Why and why? Because you can't just increase the money supply with a gold standard I guess.

Just different ways of doing monetary policy. Under the current system, central banks have a lot of discretion. Sometimes that's good (no more Great Depressions), sometimes that's bad (more inflation than under a gold standard). The Lawrence White paper I linked to is a pretty good summary/defence of the gold standard.

IdleRich
21-07-2008, 12:48 PM
"No, I mean that people holding cash lose out because the value of that cash is decreasing. In effect, inflation transfers wealth from creditors to debtors."
That makes more sense.

Mr. Tea
21-07-2008, 12:51 PM
Yeah -- expectation of inflation is inflationary.

So if the rate of inflation *increase* were in some way proportional to the level of inflation at the time, you'd get exponential inflation, right?
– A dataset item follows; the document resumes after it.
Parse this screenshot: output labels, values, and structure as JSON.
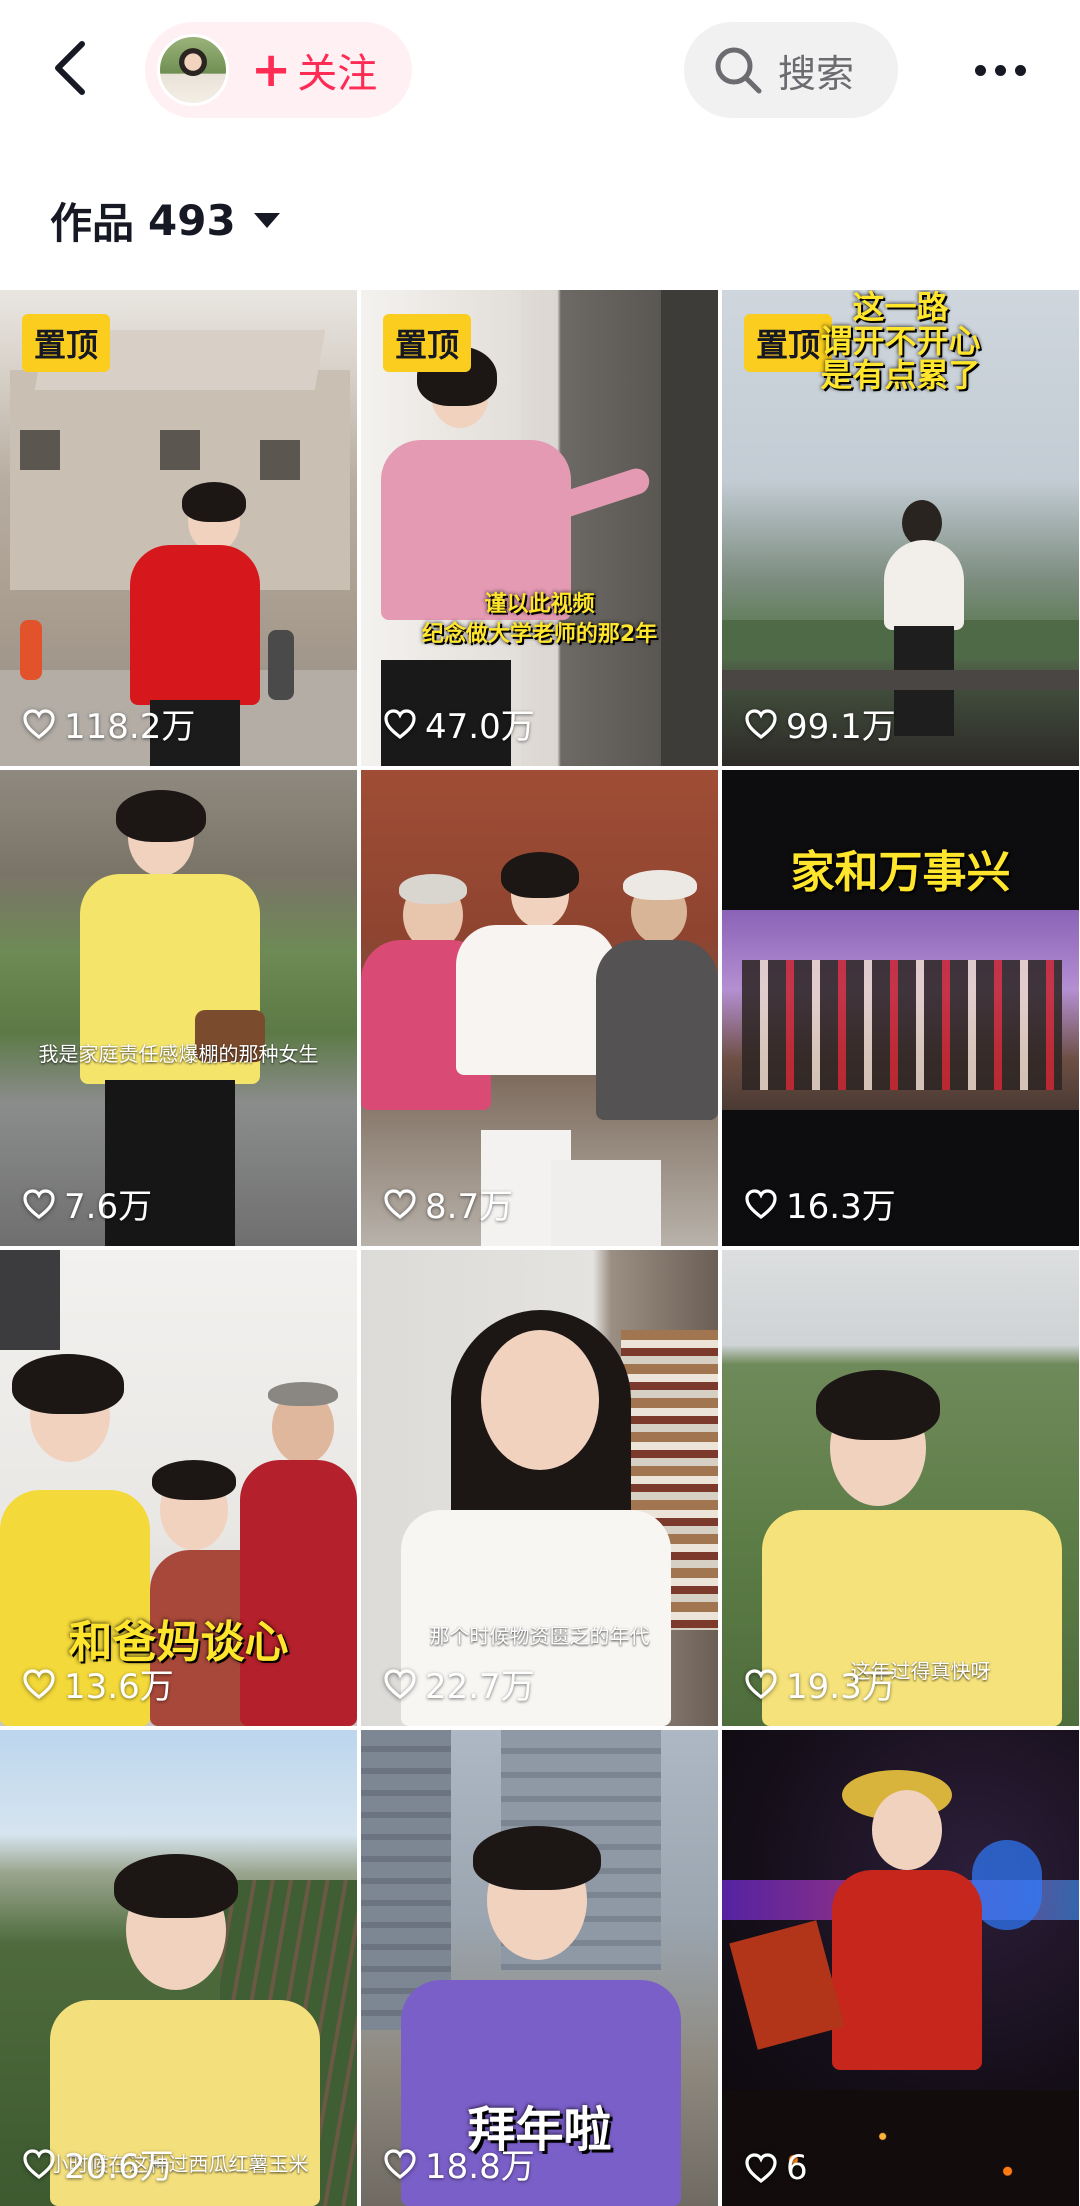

Interestingly (to me), the concept of a brief period of exponential expansion in the early universe, a fraction of a second after the big bang, was first proposed by Alan Guth in 1980 - the name ("cosmic inflation") was inspired by what had been happening to the US's economy in the previous decade.
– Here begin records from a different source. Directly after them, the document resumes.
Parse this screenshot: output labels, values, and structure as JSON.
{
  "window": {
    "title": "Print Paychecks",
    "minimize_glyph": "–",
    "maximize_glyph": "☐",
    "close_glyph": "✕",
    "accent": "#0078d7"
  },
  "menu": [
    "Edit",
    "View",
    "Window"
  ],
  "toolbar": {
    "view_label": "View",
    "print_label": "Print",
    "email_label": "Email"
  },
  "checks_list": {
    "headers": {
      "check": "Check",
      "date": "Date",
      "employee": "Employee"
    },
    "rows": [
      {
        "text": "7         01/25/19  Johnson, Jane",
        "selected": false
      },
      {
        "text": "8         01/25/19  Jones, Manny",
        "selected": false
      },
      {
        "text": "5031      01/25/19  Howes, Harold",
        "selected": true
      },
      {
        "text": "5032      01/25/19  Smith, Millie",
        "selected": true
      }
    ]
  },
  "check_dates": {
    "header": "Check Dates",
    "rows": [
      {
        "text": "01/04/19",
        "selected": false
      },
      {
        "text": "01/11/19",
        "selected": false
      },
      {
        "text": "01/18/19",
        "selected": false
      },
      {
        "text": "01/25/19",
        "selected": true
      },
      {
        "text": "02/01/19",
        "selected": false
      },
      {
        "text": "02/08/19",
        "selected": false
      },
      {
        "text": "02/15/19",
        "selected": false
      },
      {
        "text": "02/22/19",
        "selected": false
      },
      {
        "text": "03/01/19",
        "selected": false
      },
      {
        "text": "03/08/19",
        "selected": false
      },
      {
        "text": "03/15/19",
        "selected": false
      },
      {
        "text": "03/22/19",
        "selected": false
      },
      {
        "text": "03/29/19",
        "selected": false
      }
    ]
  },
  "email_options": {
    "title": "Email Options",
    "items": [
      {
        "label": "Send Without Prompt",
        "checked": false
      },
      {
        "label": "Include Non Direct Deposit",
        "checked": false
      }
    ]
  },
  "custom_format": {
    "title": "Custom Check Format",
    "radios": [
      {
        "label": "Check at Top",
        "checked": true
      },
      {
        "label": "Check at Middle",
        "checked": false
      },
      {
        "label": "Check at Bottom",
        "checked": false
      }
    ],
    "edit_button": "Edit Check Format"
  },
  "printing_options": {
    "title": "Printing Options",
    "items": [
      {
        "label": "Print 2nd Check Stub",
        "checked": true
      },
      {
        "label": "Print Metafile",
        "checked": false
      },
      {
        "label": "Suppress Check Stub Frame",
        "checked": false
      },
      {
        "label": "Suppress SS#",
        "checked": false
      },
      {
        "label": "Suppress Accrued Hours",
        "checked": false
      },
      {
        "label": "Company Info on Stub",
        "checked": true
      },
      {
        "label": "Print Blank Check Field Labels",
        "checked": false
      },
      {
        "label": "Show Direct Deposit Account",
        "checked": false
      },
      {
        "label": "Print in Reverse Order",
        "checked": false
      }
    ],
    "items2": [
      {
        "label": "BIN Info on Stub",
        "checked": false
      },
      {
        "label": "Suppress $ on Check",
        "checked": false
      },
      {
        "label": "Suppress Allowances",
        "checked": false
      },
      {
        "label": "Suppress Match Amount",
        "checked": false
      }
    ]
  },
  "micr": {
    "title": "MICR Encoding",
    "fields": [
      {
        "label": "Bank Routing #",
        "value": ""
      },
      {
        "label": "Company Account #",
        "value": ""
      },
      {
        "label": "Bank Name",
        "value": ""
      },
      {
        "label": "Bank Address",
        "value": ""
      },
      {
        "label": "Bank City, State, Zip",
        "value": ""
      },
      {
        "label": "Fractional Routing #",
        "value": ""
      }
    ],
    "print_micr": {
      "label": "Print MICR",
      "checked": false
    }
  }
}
vimothy
21-07-2008, 01:01 PM
Cool

swears
21-07-2008, 01:34 PM
("cosmic inflation") was inspired by what had been happening to the US's economy in the previous decade.

Really? I always assumed that it came from the idea of the universe expanding in all directions at once, like a baloon being inflated.
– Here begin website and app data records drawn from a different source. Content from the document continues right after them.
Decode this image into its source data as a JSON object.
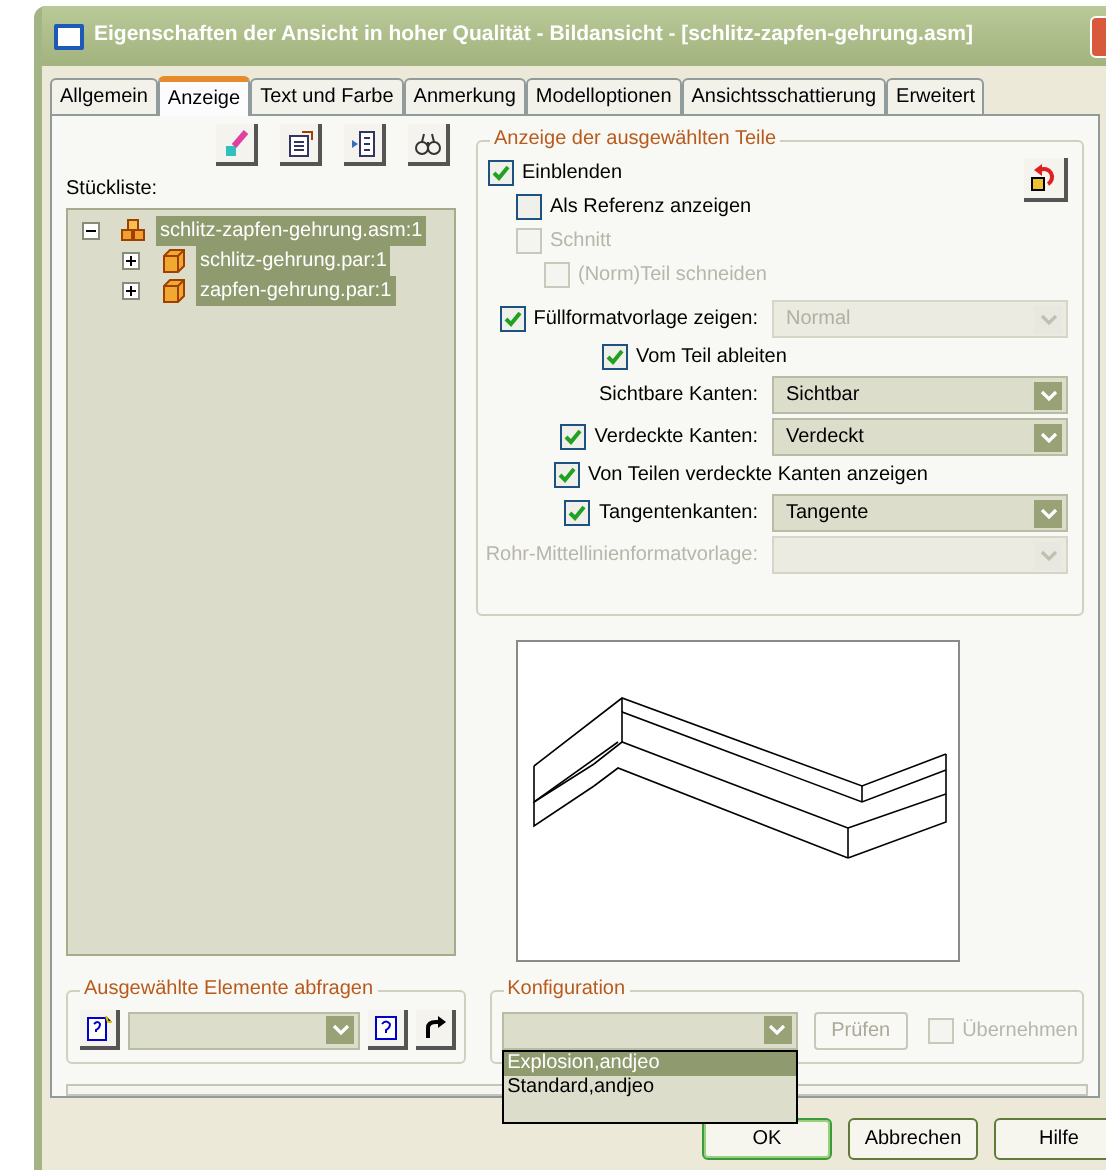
{
  "window": {
    "title": "Eigenschaften der Ansicht in hoher Qualität - Bildansicht - [schlitz-zapfen-gehrung.asm]"
  },
  "tabs": [
    {
      "label": "Allgemein",
      "selected": false
    },
    {
      "label": "Anzeige",
      "selected": true
    },
    {
      "label": "Text und Farbe",
      "selected": false
    },
    {
      "label": "Anmerkung",
      "selected": false
    },
    {
      "label": "Modelloptionen",
      "selected": false
    },
    {
      "label": "Ansichtsschattierung",
      "selected": false
    },
    {
      "label": "Erweitert",
      "selected": false
    }
  ],
  "parts_list": {
    "label": "Stückliste:",
    "tree": [
      {
        "label": "schlitz-zapfen-gehrung.asm:1",
        "kind": "assembly",
        "expanded": true,
        "selected": true,
        "children": [
          {
            "label": "schlitz-gehrung.par:1",
            "kind": "part",
            "expanded": false,
            "selected": true
          },
          {
            "label": "zapfen-gehrung.par:1",
            "kind": "part",
            "expanded": false,
            "selected": true
          }
        ]
      }
    ]
  },
  "display": {
    "title": "Anzeige der ausgewählten Teile",
    "options": [
      {
        "label": "Einblenden",
        "checked": true,
        "disabled": false,
        "children": [
          {
            "label": "Als Referenz anzeigen",
            "checked": false,
            "disabled": false
          },
          {
            "label": "Schnitt",
            "checked": false,
            "disabled": true,
            "children": [
              {
                "label": "(Norm)Teil schneiden",
                "checked": false,
                "disabled": true
              }
            ]
          }
        ]
      }
    ],
    "fields": [
      {
        "kind": "checkbox_select",
        "label": "Füllformatvorlage zeigen:",
        "checked": true,
        "value": "Normal",
        "disabled": true,
        "children": [
          {
            "label": "Vom Teil ableiten",
            "checked": true,
            "disabled": false
          }
        ]
      },
      {
        "kind": "select",
        "label": "Sichtbare Kanten:",
        "value": "Sichtbar",
        "disabled": false
      },
      {
        "kind": "checkbox_select",
        "label": "Verdeckte Kanten:",
        "checked": true,
        "value": "Verdeckt",
        "disabled": false
      },
      {
        "kind": "checkbox",
        "label": "Von Teilen verdeckte Kanten anzeigen",
        "checked": true,
        "disabled": false
      },
      {
        "kind": "checkbox_select",
        "label": "Tangentenkanten:",
        "checked": true,
        "value": "Tangente",
        "disabled": false
      },
      {
        "kind": "select",
        "label": "Rohr-Mittellinienformatvorlage:",
        "disabled": true
      }
    ]
  },
  "query": {
    "title": "Ausgewählte Elemente abfragen"
  },
  "configuration": {
    "title": "Konfiguration",
    "options": [
      {
        "label": "Explosion,andjeo",
        "selected": true
      },
      {
        "label": "Standard,andjeo",
        "selected": false
      }
    ],
    "check_button": {
      "label": "Prüfen",
      "disabled": true
    },
    "apply": {
      "label": "Übernehmen",
      "checked": false,
      "disabled": true
    }
  },
  "buttons": [
    {
      "label": "OK",
      "default": true
    },
    {
      "label": "Abbrechen",
      "default": false
    },
    {
      "label": "Hilfe",
      "default": false
    }
  ]
}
Mr. Tea
21-07-2008, 01:40 PM
Really? I always assumed that it came from the idea of the universe expanding in all directions at once, like a baloon being inflated.

Well the universe is doing that even today - so yes, it is like a balloon being 'inflated' - but what was new about (cosmic) inflation was the idea that certain kinds of energy field can cause exponentially accelerating expansion, so that the bigger the universe gets, the faster it gets bigger. This is where the analogy to economic (hyper)inflation came from, I believe.

vimothy
21-07-2008, 04:04 PM
Now the Fed wants to be the systemic risk regulator (http://blogs.wsj.com/economics/2008/07/15/bunning-the-fed-gses-and-socialism/). But the Fed is the systemic risk. Giving the Fed more power is like giving the neighborhood kid who broke your window playing baseball in the street a bigger bat and thinking that will fix the problem.

IdleRich
21-07-2008, 04:23 PM
Well, what he said is certainly popular with the comment makers on that website.

vimothy
21-07-2008, 04:31 PM
Bernancke = big time Keynesian, at present

People who read the WSJ would tend to be more neoclassical (anti-inflationary rather than pro-full-employment), unless they work for an investment bank experiencing difficulties.

IdleRich
21-07-2008, 04:35 PM
"People who read the WSJ would tend to be more neoclassical (anti-inflationary rather than pro-full-employment), unless they work for an investment bank experiencing difficulties."Judging by the level of literacy and argument the majority seem more like a bunch of nutters who get righteously annoyed when someone uses the word socialism.

vimothy
21-07-2008, 04:43 PM
I think "socialism for the rich" is pretty hard to take if you're not rich or a socialist.

(Though obviously commenters on any given blog are generally crackpot losers with too much time on their hands).

swears
21-07-2008, 09:48 PM
http://www.underconsideration.com/speakup/archives/idiocracy_money.jpg

vimothy
25-07-2008, 11:29 AM
A glimpse into the hyperinflationary US future (http://www.youtube.com/watch?v=7WHwcDF3hhU&eurl=http://fxbootcamp.fxstreet.com/2008/07/is-the-us-gover.html)?

Comptroller Walker "resigned" in March of this year, BTW...